## HOW TO COMPLETE THIS TASK
Pictures in the records are to be excluded from an otherwise exact copy.

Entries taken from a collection
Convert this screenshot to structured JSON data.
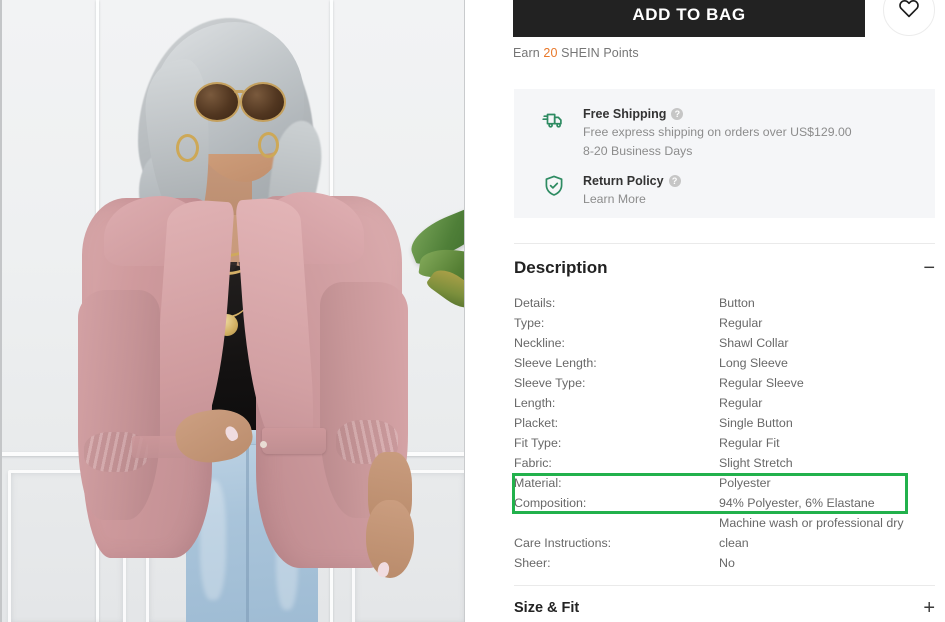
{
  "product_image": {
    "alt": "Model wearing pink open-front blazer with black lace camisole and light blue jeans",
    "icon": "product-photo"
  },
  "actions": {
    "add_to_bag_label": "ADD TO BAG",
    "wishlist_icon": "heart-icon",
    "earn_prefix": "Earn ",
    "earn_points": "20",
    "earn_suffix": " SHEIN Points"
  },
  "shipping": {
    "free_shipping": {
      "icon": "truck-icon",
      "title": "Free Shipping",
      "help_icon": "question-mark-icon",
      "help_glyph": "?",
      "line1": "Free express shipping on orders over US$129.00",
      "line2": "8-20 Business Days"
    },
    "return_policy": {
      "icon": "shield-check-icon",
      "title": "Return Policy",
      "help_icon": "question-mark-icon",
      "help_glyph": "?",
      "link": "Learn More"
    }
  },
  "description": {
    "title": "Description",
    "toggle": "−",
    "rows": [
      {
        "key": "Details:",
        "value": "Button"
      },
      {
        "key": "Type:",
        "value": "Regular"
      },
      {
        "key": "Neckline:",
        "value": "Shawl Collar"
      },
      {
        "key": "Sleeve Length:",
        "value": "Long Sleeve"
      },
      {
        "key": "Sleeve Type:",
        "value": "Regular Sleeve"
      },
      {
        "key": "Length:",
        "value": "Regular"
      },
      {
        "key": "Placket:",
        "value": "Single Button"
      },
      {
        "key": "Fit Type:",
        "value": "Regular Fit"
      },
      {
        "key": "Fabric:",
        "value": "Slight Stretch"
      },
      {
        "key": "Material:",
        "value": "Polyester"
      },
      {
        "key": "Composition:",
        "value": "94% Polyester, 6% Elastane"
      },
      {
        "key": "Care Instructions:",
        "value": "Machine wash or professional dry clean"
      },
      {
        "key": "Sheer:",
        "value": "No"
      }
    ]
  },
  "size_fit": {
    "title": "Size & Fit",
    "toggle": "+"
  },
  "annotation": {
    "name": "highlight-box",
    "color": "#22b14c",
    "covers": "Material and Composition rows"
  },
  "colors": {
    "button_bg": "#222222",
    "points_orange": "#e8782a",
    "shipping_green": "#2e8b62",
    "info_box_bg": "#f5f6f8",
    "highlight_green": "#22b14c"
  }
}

## RESULT FOR THIS EXERCISE
Convert this screenshot to structured JSON data.
{
  "product_image": {
    "alt": "Model wearing pink open-front blazer with black lace camisole and light blue jeans",
    "icon": "product-photo"
  },
  "actions": {
    "add_to_bag_label": "ADD TO BAG",
    "wishlist_icon": "heart-icon",
    "earn_prefix": "Earn ",
    "earn_points": "20",
    "earn_suffix": " SHEIN Points"
  },
  "shipping": {
    "free_shipping": {
      "icon": "truck-icon",
      "title": "Free Shipping",
      "help_icon": "question-mark-icon",
      "help_glyph": "?",
      "line1": "Free express shipping on orders over US$129.00",
      "line2": "8-20 Business Days"
    },
    "return_policy": {
      "icon": "shield-check-icon",
      "title": "Return Policy",
      "help_icon": "question-mark-icon",
      "help_glyph": "?",
      "link": "Learn More"
    }
  },
  "description": {
    "title": "Description",
    "toggle": "−",
    "rows": [
      {
        "key": "Details:",
        "value": "Button"
      },
      {
        "key": "Type:",
        "value": "Regular"
      },
      {
        "key": "Neckline:",
        "value": "Shawl Collar"
      },
      {
        "key": "Sleeve Length:",
        "value": "Long Sleeve"
      },
      {
        "key": "Sleeve Type:",
        "value": "Regular Sleeve"
      },
      {
        "key": "Length:",
        "value": "Regular"
      },
      {
        "key": "Placket:",
        "value": "Single Button"
      },
      {
        "key": "Fit Type:",
        "value": "Regular Fit"
      },
      {
        "key": "Fabric:",
        "value": "Slight Stretch"
      },
      {
        "key": "Material:",
        "value": "Polyester"
      },
      {
        "key": "Composition:",
        "value": "94% Polyester, 6% Elastane"
      },
      {
        "key": "Care Instructions:",
        "value": "Machine wash or professional dry clean"
      },
      {
        "key": "Sheer:",
        "value": "No"
      }
    ]
  },
  "size_fit": {
    "title": "Size & Fit",
    "toggle": "+"
  },
  "annotation": {
    "name": "highlight-box",
    "color": "#22b14c",
    "covers": "Material and Composition rows"
  },
  "colors": {
    "button_bg": "#222222",
    "points_orange": "#e8782a",
    "shipping_green": "#2e8b62",
    "info_box_bg": "#f5f6f8",
    "highlight_green": "#22b14c"
  }
}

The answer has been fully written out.